■ **Task statement**:
Reproduce all the lines below exactly and omit the images.

■ **Exercise materials**:
━━━━━━━━━━━━━━━━━━━━
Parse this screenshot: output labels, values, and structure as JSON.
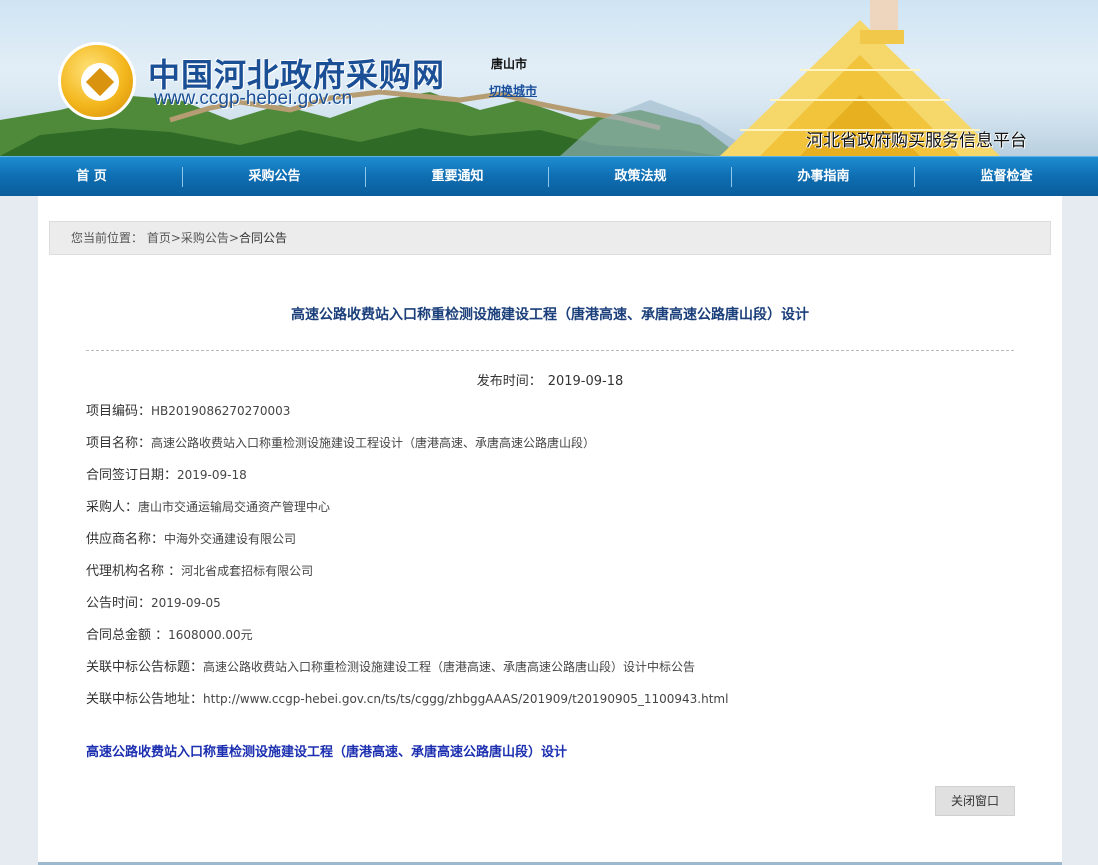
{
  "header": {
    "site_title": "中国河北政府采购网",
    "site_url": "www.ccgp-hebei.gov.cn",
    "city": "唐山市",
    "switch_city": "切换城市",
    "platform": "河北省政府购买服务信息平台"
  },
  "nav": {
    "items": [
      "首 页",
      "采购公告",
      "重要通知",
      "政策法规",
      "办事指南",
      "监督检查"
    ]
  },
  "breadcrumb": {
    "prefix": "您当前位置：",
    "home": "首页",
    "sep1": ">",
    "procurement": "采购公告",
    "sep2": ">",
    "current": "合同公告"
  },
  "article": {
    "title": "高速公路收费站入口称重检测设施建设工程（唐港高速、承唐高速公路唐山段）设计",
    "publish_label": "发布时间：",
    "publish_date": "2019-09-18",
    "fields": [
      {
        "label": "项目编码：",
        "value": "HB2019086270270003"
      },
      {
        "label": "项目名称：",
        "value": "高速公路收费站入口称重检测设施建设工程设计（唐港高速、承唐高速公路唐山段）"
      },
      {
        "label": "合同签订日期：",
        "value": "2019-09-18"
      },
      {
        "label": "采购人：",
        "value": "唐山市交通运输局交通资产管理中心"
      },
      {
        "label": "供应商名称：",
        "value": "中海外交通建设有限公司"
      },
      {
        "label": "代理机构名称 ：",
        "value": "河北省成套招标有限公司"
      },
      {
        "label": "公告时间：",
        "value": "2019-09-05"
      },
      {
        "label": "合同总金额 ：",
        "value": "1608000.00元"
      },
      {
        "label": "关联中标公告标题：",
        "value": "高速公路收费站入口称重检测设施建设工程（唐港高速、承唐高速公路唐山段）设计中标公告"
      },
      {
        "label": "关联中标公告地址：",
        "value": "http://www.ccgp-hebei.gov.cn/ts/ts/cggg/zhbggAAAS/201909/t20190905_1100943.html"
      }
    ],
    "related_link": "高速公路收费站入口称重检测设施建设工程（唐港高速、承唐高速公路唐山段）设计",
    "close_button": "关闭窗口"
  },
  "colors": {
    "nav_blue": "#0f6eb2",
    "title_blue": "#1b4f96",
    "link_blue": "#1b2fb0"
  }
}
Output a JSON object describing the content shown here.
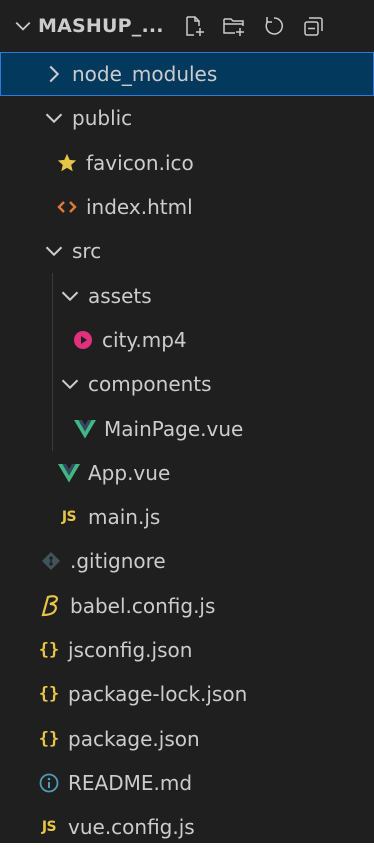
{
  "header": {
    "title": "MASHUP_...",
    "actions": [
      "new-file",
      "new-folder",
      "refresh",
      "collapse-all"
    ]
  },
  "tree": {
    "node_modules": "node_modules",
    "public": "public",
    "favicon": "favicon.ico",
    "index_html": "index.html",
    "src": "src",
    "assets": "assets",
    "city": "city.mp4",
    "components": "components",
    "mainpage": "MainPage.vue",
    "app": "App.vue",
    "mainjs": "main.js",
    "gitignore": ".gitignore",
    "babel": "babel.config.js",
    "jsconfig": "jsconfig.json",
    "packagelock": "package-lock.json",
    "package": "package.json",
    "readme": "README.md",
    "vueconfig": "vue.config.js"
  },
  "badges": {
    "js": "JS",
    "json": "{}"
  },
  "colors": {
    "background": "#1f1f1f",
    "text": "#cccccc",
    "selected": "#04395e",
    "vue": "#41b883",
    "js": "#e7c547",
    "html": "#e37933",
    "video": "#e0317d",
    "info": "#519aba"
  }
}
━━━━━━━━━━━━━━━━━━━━
■ **Completed exercise**:
Parse this screenshot: output labels, values, and structure as JSON.
{
  "header": {
    "site_title": "中国河北政府采购网",
    "site_url": "www.ccgp-hebei.gov.cn",
    "city": "唐山市",
    "switch_city": "切换城市",
    "platform": "河北省政府购买服务信息平台"
  },
  "nav": {
    "items": [
      "首 页",
      "采购公告",
      "重要通知",
      "政策法规",
      "办事指南",
      "监督检查"
    ]
  },
  "breadcrumb": {
    "prefix": "您当前位置：",
    "home": "首页",
    "sep1": ">",
    "procurement": "采购公告",
    "sep2": ">",
    "current": "合同公告"
  },
  "article": {
    "title": "高速公路收费站入口称重检测设施建设工程（唐港高速、承唐高速公路唐山段）设计",
    "publish_label": "发布时间：",
    "publish_date": "2019-09-18",
    "fields": [
      {
        "label": "项目编码：",
        "value": "HB2019086270270003"
      },
      {
        "label": "项目名称：",
        "value": "高速公路收费站入口称重检测设施建设工程设计（唐港高速、承唐高速公路唐山段）"
      },
      {
        "label": "合同签订日期：",
        "value": "2019-09-18"
      },
      {
        "label": "采购人：",
        "value": "唐山市交通运输局交通资产管理中心"
      },
      {
        "label": "供应商名称：",
        "value": "中海外交通建设有限公司"
      },
      {
        "label": "代理机构名称 ：",
        "value": "河北省成套招标有限公司"
      },
      {
        "label": "公告时间：",
        "value": "2019-09-05"
      },
      {
        "label": "合同总金额 ：",
        "value": "1608000.00元"
      },
      {
        "label": "关联中标公告标题：",
        "value": "高速公路收费站入口称重检测设施建设工程（唐港高速、承唐高速公路唐山段）设计中标公告"
      },
      {
        "label": "关联中标公告地址：",
        "value": "http://www.ccgp-hebei.gov.cn/ts/ts/cggg/zhbggAAAS/201909/t20190905_1100943.html"
      }
    ],
    "related_link": "高速公路收费站入口称重检测设施建设工程（唐港高速、承唐高速公路唐山段）设计",
    "close_button": "关闭窗口"
  },
  "colors": {
    "nav_blue": "#0f6eb2",
    "title_blue": "#1b4f96",
    "link_blue": "#1b2fb0"
  }
}
Output a JSON object describing the content shown here.
{
  "header": {
    "title": "MASHUP_...",
    "actions": [
      "new-file",
      "new-folder",
      "refresh",
      "collapse-all"
    ]
  },
  "tree": {
    "node_modules": "node_modules",
    "public": "public",
    "favicon": "favicon.ico",
    "index_html": "index.html",
    "src": "src",
    "assets": "assets",
    "city": "city.mp4",
    "components": "components",
    "mainpage": "MainPage.vue",
    "app": "App.vue",
    "mainjs": "main.js",
    "gitignore": ".gitignore",
    "babel": "babel.config.js",
    "jsconfig": "jsconfig.json",
    "packagelock": "package-lock.json",
    "package": "package.json",
    "readme": "README.md",
    "vueconfig": "vue.config.js"
  },
  "badges": {
    "js": "JS",
    "json": "{}"
  },
  "colors": {
    "background": "#1f1f1f",
    "text": "#cccccc",
    "selected": "#04395e",
    "vue": "#41b883",
    "js": "#e7c547",
    "html": "#e37933",
    "video": "#e0317d",
    "info": "#519aba"
  }
}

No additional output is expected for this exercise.